The first confuses causal responsibility with moral responsibility. If someone puts me in a position where I have to take some action or be harmed, the natural place to lay the blame for the harm is in the guy who puts you in that position in the first place (the answer is not always the same in the law — consider the contributory negligence rule in tort law — but, of course, legal responsibility and moral responsibility are often very different). Consider a slightly ridiculous example to illustrate this point. Suppose a very weak old lady starts beating me up with her umbrella. And suppose her bones are very brittle, such that any action I take to stop her (like, say, forcibly restraining her) will cause serious injury. We may assume that I have the causal power to put a stop to it, say, by pummeling her. But, presumably, I’m not blameworthy for not doing so. “you could have kicked her ass” is no answer to “that old lady beat me up!”

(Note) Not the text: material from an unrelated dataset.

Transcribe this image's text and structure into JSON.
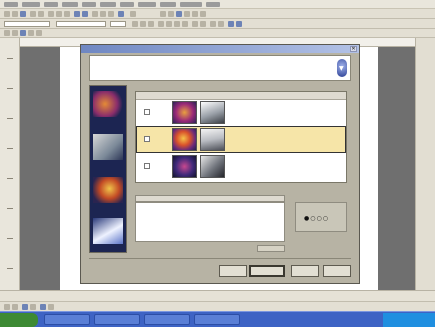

The second move confuses the question of A’s moral responsibility with the question of whether anyone else is blameworthy, and whether A has any right to complain. Suppose that a bartender ignores the fact that I’m extremely intoxicated and serves me more and more drinks. (There’s some related discussion of temptation/exploitation cases like this in a discussion on Public Reason between Matt Zwolinski and myself — it might be worth a read.) Then I drunkenly hurt myself and others. I’m obviously blameworthy for my drunken recklessness. But that doesn’t mean that I don’t also have cause for complaint against the bartender for selling me a bunch of drinks when he knew my judgment was impaired! It is possible for me to be blameworthy for something and for that blame to be fairly shared with someone else, even to the extent that I personally have cause for complaint against that other person for the consequences of my blameworthy action.
It may be, in the first example, that the police officer really isn’t blameworthy to arrest A for jaywalking. It may be right for the officer to be enforcing the jaywalking laws in such a zealous fashion. It may be generally right for cops to enforce even dumb laws, and generally wrong for people to disobey them. I happen to disagree with that proposition, but either way, an argument would be required. “You could have avoided it” is not enough.
(See also Hayek’s weird argument that the rule of law is equivalent to liberty because when law is public, predictable, etc., one can act to avoid legal sanction. To which the best possible answer might be “tell that to Rosa Parks.” I’m not even completely sure the rule of law is necessary for liberty — there’s at least arguably perfect liberty in an anarchy — but there are bits where Hayek goes so far as to assert that it’s sufficient, and that’s just crazy talk.)